- Encrypted virtual private networks;
- Managed firewall to limit incoming traffic to authorized entities;
- HIPAA-compliant storage;
- Onsite and offsite backups that are fully encrypted;
- Disaster recovery capabilities to maintain the availability of critical systems.
Cloud vendors that can provide these features offer businesses in the healthcare industry a streamlined roadmap to a HIPAA-compliant infrastructure. They address the technical and physical safeguards required to maintain compliance.
How Can Cloud Security for Healthcare Improve for Patients
In addition to providing a viable method of maintaining a HIPAA-compliant infrastructure, cloud security contributes to multiple advancements in how healthcare is accessed and delivered. The compliant infrastructure furnished by the cloud can be used to host a wide variety of healthcare-focused applications. The patient community and the healthcare industry both benefit from these improvements.
Telemedicine and Remote Patient Consultations
The COVID-19 pandemic has been responsible for increasing the speed with which patients and practitioners have adopted telemedicine and remote doctor visits. Virtual visits using computers or mobile devices have made it possible to see more patients while maintaining social distancing guidelines. Patients and providers have widely adopted these new capabilities and promise to be commonly used in post-pandemic healthcare.
Telemedicine enables individuals located in geographically remote areas to meet with healthcare providers in real-time. This expands the scope of healthcare in rural areas and opens the door to transnational consultations with specialists worldwide. In addition, the time and cost of travel for a simple consultation can be eliminated by telemedicine solutions.
Cloud-Based Patient Portals
Cloud-based portals make medical records and information more readily available to patients and practitioners. Cloud computing democratizes patient data and enables individuals to make informed decisions regarding their diagnosis and treatment.
Collaboration and Interoperability
Data stored in the cloud is easily transferable between healthcare providers or institutions, leading to enhanced collaboration, better interoperability, and improved patient outcomes. For example, doctors can assist remotely located specialists and quickly exchange patient data for collaborative diagnoses to address unusual situations.
Collaboration across healthcare providers can also help identify trends that impact society’s well-being. The availability of multiple databases containing patient data helps identify trends that can inform public health policymakers. This type of information has become indispensable in the fight against COVID-19.
Advanced Analytic and Diagnostic Capabilities
Cloud providers make cutting-edge technologies like artificial intelligence and machine learning available to their customers. Many companies would not have access to these technologies’ advanced analytics and diagnostic power without the cloud.
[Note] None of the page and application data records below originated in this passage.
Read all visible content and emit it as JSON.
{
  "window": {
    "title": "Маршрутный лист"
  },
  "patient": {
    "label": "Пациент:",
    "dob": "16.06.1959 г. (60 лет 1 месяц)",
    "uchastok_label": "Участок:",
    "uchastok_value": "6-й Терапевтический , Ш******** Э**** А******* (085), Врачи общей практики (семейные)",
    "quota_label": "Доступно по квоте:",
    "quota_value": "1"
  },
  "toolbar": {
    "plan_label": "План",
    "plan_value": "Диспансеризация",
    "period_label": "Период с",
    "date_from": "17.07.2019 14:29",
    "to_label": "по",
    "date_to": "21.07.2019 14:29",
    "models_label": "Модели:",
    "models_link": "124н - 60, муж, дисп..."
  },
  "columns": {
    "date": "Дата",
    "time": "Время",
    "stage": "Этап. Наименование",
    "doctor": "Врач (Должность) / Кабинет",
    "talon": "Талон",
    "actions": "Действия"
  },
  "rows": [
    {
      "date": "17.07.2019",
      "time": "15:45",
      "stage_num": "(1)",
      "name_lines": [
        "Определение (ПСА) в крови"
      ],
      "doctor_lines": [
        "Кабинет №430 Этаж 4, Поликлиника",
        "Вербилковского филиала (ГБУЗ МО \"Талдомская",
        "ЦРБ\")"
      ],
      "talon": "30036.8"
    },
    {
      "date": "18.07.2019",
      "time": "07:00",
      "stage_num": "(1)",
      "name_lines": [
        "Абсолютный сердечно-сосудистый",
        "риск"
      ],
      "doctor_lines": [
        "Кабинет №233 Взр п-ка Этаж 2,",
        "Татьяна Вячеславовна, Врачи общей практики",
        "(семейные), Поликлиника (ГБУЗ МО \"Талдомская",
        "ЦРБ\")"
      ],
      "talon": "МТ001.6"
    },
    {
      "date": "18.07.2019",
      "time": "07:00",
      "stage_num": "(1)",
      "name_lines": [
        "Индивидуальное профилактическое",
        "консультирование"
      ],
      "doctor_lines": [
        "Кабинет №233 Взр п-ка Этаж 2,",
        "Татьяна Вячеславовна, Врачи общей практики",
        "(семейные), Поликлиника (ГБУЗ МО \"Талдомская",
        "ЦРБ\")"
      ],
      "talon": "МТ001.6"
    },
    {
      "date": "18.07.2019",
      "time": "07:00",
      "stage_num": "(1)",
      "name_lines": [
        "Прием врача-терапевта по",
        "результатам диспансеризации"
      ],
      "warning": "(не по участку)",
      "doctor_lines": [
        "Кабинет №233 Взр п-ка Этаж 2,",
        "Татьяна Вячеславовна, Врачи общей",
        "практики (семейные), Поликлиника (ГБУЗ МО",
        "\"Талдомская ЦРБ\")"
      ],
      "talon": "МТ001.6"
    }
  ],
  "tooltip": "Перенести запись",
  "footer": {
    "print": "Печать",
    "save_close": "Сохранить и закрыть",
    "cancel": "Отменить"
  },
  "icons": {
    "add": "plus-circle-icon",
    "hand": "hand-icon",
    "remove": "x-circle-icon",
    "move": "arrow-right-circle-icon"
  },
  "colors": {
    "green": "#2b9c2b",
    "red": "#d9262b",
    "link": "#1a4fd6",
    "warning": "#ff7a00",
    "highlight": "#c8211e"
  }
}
As a result, the healthcare industry can take full advantage of the technology available in the cloud to provide improved patient care and develop alternative therapies.
Analytics can be used to enhance personalized care plans and large-scale predictions of trends that may indicate new opportunities for healthcare providers. In addition, big data and connected Internet of Things medical devices supply plenty of raw materials for cloud analytical activities.
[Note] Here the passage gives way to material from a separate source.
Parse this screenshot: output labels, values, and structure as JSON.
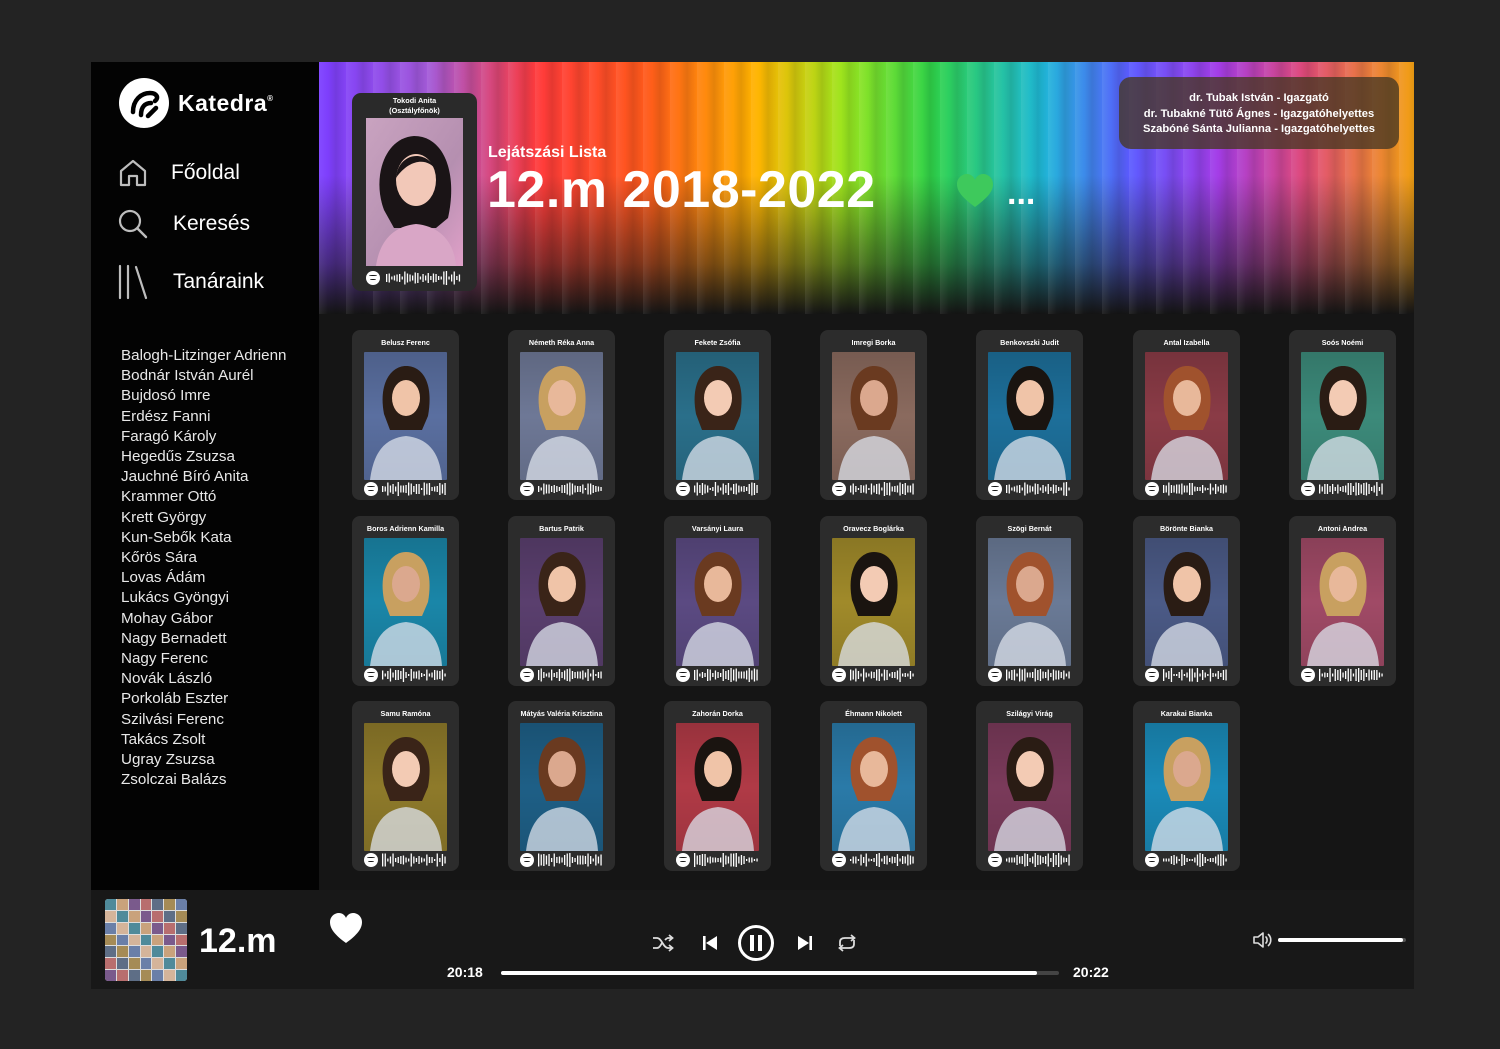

One of the attractions of the cloud for any business is the chance to lower costs through the use of on-demand computing resources. Healthcare facilities can quickly scale their infrastructure when necessary to address fluctuating demands without any upfront costs. Combined with the healthcare industry’s concerns about maintaining HIPAA compliance, lowered capital costs make the cloud a very appealing option.
Cloud computing can address many of the needs of companies opening in the healthcare industry. With the right provider, a HIPAA-compliant infrastructure is in scope for any size organization. The cloud also benefits patients and healthcare practitioners with a more readily available flow of information, telemedicine solutions, and access to innovative technologies. As the healthcare community adopts more cloud solutions, the advantages to providers and patients will continue to flourish.